Musical taste is likewise informative. Take, for instance, the question, “What type of music do you listen to?” It’s seemingly innocent, but it is extremely loaded, too, full of subtle questions meant to reveal underlying preferences that would be distasteful to ask about in a straightforward manner.
For example, if someone proclaimed their favorite band to be Vampire Weekend, you would likely assume that they are financially stable, somewhat bourgeois, college-educated, liberal, secular, slightly but not entirely conformist, born in or living in an urban area, etcetera. (Either that, or that is what they want you to think by claiming Ezra Koenig’s indie band as their favorite.) Whereas, if someone responded, “Tim McGraw,” you could glean that they might be from a rural or suburban environment and are likelier to be politically conservative.
These are not ironclad identifiers—I’m entirely sure that somewhere there is an atheist rocket scientist with three PhDs living in London who rocks out to Tim McGraw and Brad Paisley at home—but people rely on them in a pinch. A study at the University of Texas at Austin backs this up, finding that music taste tightly correlates with traits like political orientation, verbal ability, even athleticism.
Unlike some other forms of art like literature or film where one must follow a character’s development throughout a narrative, music works quickly, delivering emotional punches and catharses rapidly and efficiently. Thus a skilled musician has the advantage of gaining immediate access to the feelings of his or her audience.
At first Heine, the German critic, thought Lisztomania could be ascribed to Germany’s political conditions: Liszt’s music gave the people an outlet for their frustrations. But then he changed his tune. “I was wrong,” he wrote in the 1844 concert review. “This was truly no German-Berlin-sentimental, fake-feeling public before which Liszt played all alone.”
He began to conclude that the audience’s raucous applause, their pure physical excitement was due not to external socio-political conditions, but to something within the body, determining there was some “electrical effect of a demonic nature” acting on the audience.
Another concertgoer recorded his experience of Liszt’s favorite closer, the exciting “Grand gallop chromatique,” in a March 1842 edition of Konigliche Preussische Staats- Kriegs- und Friedenszeitung (The Royal Prussian State War and Peace Newspaper). He came to a similar conclusion to Heine’s, writing, “[The audience underwent] frenetic enthusiasm stemming from disturbances pressed on the nervous systems.”
But to conclude in the modern age that the romantic power of music comes from a frenzied tempo or some neurological “electrical effect” acting on the audience would be “nonsense,” says Botstein, the symphony conductor. Rather, the main reason extraordinary musicianship is so attractive is that it rapidly demonstrates a variety of positive evolutionary traits.
Liszt was known for his great improvisation, for the way he could lead his audience through a musical narrative, creating characters through unique musical gestures.

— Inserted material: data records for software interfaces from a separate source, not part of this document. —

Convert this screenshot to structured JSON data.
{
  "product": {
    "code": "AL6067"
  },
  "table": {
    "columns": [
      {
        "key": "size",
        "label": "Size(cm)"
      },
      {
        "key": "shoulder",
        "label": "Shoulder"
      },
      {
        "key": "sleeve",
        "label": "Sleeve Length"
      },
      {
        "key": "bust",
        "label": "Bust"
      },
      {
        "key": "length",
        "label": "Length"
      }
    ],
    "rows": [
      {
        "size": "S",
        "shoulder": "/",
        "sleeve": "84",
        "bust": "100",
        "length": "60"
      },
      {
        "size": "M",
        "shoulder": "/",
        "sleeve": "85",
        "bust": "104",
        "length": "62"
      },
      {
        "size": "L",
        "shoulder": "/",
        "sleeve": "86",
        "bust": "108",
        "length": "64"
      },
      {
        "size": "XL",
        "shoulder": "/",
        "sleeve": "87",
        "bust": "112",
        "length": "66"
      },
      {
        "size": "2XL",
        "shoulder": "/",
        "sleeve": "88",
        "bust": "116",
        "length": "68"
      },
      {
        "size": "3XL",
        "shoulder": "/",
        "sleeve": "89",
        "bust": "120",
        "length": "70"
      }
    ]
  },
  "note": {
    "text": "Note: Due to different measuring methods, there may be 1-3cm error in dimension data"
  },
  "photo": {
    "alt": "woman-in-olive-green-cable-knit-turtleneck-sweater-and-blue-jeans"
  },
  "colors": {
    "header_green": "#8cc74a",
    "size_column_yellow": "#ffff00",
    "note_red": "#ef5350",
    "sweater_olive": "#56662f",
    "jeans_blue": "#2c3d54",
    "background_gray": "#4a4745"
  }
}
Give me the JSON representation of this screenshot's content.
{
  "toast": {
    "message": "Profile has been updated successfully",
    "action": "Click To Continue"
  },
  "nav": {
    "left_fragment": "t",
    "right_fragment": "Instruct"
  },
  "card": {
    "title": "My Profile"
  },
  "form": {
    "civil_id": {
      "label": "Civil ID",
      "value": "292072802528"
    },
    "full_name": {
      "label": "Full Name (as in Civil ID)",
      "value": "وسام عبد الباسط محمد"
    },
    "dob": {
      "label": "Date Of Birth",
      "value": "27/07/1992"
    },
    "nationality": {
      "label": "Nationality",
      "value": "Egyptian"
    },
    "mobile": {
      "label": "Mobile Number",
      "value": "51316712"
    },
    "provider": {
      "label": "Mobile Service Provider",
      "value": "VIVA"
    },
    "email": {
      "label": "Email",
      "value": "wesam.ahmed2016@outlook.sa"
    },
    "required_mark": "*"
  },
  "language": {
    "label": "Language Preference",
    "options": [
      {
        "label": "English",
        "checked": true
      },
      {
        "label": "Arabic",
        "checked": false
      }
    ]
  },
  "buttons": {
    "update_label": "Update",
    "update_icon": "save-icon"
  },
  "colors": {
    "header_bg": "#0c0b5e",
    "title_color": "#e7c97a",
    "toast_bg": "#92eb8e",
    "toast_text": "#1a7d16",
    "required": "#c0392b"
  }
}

But his fans weren’t just going weak in the knees for the way he commanded a piano, but also because they had made a positive judgment about his reproductive fitness. Lots of musicians would later discover this, but Liszt was arguably the first to figure out how attractive musicianship can be.
Plus, you can never rule out the power of that hair.